Secretary of the Treasury to issue exemptions of the type proposed to the Secretary of Labor. Statutory Findings In accordance with section 408(a) of the Act and/or section 4975(c)(2) of the Code and the procedures set forth in 29 CFR Part 2570, Subpart B (55 FR 32836, 32847, August 10, 1990) and based upon the entire record, the Department makes the following findings: (a) The exemptions are administratively feasible; (b) They are in the interests of the plans and their participants and beneficiaries; and (c) They are protective of the rights of the participants and beneficiaries of the plans. Norwest Investment Services, Inc. (NISI) Located in Minneapolis, Minnesota
[Prohibited Transaction Exemption 97–28; Exemption Application No. D–10430]

Signed at Washington, D.C., this 20th day of May, 1997. Ivan L. Strasfeld, Director of Exemption Determinations, Pension and Welfare Benefits Administration, U.S. Department of Labor. [FR Doc. 97–13673 Filed 5–22–97; 8:45 am]
BILLING CODE 4510–29–P

DEPARTMENT OF LABOR Pension and Welfare Benefits Administration
[Prohibited Transaction Exemption 97–28; Exemption Application No. D–10430]

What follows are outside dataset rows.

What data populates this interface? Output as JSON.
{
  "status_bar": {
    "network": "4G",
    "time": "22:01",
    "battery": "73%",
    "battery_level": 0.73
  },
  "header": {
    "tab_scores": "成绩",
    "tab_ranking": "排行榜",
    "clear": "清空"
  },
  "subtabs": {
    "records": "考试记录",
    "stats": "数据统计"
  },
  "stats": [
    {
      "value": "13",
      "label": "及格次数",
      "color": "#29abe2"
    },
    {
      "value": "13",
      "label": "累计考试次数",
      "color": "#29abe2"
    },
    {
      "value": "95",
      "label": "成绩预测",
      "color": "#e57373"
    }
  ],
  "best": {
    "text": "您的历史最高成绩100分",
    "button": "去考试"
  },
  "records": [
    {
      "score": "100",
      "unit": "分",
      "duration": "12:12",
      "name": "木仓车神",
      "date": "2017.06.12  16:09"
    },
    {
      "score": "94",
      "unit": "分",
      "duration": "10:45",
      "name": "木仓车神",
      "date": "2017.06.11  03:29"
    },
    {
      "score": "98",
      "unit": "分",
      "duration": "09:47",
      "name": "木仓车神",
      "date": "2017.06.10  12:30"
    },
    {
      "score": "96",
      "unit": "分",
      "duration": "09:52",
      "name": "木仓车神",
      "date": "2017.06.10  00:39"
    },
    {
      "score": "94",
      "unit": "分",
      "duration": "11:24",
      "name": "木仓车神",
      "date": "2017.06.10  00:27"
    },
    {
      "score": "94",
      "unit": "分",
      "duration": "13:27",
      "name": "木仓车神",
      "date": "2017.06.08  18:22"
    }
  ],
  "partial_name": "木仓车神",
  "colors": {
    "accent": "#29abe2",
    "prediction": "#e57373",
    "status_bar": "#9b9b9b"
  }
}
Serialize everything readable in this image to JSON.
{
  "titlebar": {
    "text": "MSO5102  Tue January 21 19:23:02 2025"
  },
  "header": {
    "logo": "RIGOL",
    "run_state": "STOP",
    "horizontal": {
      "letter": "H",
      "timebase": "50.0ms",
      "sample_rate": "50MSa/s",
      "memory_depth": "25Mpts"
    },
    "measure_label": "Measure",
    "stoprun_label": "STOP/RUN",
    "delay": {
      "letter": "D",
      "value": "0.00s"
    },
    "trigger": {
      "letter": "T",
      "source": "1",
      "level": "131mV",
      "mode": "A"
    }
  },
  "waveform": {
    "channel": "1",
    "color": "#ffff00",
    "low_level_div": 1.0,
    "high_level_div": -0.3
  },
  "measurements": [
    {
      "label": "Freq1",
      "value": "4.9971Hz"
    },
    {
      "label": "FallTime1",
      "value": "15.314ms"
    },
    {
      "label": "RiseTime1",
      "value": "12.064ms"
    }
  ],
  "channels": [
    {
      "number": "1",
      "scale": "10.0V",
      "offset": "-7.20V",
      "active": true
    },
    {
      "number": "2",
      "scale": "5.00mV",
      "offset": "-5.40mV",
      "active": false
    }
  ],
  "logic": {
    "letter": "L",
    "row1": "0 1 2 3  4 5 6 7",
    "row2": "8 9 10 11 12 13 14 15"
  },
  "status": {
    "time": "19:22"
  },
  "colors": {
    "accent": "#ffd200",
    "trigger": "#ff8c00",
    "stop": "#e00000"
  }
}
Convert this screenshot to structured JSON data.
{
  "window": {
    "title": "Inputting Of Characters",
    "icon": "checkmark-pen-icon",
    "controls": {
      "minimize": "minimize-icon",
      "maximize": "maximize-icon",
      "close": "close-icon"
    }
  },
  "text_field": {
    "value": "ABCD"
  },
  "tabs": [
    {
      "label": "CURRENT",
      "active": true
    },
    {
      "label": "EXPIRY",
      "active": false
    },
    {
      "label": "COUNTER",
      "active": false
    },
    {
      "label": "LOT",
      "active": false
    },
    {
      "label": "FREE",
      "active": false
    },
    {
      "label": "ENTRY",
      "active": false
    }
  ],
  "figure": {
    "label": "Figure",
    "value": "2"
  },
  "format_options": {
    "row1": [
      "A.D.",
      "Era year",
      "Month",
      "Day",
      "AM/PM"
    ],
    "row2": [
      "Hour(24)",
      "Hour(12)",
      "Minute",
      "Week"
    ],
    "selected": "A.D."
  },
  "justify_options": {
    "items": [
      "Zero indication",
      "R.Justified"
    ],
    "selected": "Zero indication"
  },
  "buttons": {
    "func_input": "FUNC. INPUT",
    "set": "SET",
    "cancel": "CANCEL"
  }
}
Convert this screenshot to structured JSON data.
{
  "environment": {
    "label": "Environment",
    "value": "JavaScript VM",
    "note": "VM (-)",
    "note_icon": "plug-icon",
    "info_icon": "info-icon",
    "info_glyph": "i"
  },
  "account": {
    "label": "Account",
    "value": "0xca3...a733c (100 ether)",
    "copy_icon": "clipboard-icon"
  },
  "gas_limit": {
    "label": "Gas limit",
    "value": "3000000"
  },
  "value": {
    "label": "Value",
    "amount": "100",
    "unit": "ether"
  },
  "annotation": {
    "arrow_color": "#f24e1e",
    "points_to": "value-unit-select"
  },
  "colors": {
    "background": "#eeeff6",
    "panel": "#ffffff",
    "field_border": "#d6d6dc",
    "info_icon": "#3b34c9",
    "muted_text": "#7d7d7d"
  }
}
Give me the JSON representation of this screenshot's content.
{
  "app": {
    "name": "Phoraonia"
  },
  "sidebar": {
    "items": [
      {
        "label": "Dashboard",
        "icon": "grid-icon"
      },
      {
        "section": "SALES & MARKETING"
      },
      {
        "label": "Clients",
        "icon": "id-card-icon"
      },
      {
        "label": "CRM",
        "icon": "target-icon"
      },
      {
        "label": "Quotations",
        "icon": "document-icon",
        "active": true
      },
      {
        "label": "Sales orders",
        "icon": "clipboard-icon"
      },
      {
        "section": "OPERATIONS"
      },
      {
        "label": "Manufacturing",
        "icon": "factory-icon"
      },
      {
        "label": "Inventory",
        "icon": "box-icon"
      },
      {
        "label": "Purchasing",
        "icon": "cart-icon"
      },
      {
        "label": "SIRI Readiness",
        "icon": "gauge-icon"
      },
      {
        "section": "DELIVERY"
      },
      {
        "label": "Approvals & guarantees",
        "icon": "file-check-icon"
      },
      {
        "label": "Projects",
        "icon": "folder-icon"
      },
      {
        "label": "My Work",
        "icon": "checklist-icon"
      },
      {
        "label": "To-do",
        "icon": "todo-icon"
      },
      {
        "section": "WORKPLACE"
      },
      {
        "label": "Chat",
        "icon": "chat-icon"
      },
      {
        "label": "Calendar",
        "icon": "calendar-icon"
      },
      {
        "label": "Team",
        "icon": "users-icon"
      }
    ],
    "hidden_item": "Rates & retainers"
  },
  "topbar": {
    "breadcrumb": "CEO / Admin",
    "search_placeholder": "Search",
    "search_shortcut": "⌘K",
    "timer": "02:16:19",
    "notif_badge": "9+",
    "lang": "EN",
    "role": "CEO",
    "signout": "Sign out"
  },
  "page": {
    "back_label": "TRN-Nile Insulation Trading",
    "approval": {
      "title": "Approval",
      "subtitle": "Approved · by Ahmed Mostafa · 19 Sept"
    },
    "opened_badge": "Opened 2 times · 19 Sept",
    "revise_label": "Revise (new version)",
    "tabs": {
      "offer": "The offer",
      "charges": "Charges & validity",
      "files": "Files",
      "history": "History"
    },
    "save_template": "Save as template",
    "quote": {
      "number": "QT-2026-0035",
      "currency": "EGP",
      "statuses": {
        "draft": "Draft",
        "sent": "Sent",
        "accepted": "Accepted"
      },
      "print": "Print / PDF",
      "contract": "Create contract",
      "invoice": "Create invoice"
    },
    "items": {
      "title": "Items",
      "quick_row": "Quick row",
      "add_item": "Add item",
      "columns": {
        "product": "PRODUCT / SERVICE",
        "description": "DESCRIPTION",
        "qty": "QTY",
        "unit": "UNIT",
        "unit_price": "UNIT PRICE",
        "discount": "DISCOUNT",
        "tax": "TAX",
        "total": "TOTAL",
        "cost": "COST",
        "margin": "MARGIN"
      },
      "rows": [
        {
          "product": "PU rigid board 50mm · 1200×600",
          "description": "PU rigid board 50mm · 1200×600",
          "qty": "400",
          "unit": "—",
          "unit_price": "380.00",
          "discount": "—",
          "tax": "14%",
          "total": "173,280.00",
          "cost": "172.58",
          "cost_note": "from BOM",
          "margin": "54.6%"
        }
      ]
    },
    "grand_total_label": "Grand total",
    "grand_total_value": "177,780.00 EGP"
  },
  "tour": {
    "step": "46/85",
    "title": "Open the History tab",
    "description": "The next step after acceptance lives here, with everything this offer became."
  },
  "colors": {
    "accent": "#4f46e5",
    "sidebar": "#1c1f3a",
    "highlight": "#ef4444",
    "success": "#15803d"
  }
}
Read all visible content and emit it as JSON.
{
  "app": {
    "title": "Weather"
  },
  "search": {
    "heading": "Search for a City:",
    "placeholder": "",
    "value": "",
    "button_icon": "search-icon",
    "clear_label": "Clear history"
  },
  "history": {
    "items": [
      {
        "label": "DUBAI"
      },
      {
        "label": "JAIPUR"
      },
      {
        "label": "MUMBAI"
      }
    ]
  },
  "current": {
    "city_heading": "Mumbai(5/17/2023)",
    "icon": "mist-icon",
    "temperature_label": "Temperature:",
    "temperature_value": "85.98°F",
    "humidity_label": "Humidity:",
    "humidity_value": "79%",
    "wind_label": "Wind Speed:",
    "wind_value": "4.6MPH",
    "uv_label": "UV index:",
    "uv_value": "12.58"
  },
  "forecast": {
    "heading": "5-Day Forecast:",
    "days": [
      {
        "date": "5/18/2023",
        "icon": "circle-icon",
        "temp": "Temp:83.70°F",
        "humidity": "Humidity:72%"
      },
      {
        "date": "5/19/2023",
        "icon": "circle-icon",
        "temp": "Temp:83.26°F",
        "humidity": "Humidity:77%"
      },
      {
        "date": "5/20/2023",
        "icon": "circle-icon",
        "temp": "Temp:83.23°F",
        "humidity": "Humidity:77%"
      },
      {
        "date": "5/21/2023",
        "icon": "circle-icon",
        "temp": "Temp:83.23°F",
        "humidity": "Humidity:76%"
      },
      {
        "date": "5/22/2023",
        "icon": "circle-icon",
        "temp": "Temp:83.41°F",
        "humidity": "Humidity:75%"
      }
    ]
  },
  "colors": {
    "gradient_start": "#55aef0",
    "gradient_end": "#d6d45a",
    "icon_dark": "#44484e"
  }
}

Grant of Individual Exemptions; Norwest Investment Services, Inc. Pension and Welfare Benefits Administration, Labor. ACTION: Grant of individual exemptions.
AGENCY:

Exemption I. Transactions A. Effective February 12, 1997, the restrictions of sections 406(a) and 407(a) of the Act and the taxes imposed by section 4975 (a) and (b) of the Code by reason of section 4975(c)(1) (A) through (D) of the Code shall not apply to the following transactions involving trusts and certificates evidencing interests therein: (1) The direct or indirect sale, exchange or transfer of certificates in the initial issuance of certificates between the sponsor or underwriter and an employee benefit plan when the sponsor, servicer, trustee or insurer of a trust, the underwriter of the certificates representing an interest in the trust, or an obligor is a party in interest with respect to such plan; (2) The direct or indirect acquisition or disposition of certificates by a plan in the secondary market for such certificates; and (3) The continued holding of certificates acquired by a plan pursuant to subsection I.A. (1) or (2). Notwithstanding the foregoing, section I.A. does not provide an exemption from the restrictions of sections 406(a)(1)(E), 406(a)(2) and 407 for the acquisition or holding of a certificate on behalf of an Excluded Plan by any person who has discretionary authority or renders investment advice with respect to the assets of that Excluded Plan.1
1 Section I.A. provides no relief from sections 406(a)(1)(E), 406(a)(2) and 407 for any person

This document contains exemptions issued by the Department of Labor (the Department) from certain of the prohibited transaction restrictions of the Employee Retirement Income Security Act of 1974 (the Act) and/or the Internal Revenue Code of 1986 (the Code). Notices were published in the Federal Register of the pendency before the Department of proposals to grant such exemptions. The notices set forth a summary of facts and representations contained in each application for exemption and referred interested persons to the respective applications for a complete statement of the facts and representations. The applications have been available for public inspection at the Department in Washington, D.C. The notices also invited interested persons to submit comments on the requested exemptions to the Department. In addition the notices stated that any interested person might submit a written request that a public hearing be held (where appropriate). The applicants have represented that they have complied with the requirements of the notification to interested persons. No public comments and no requests for a hearing, unless otherwise stated, were received by the Department. The notices of proposed exemption were issued and the exemptions are being granted solely by the Department because, effective December 31, 1978, section 102 of Reorganization Plan No. 4 of 1978 (43 FR 47713, October 17, 1978) transferred the authority of the
SUMMARY:

Continued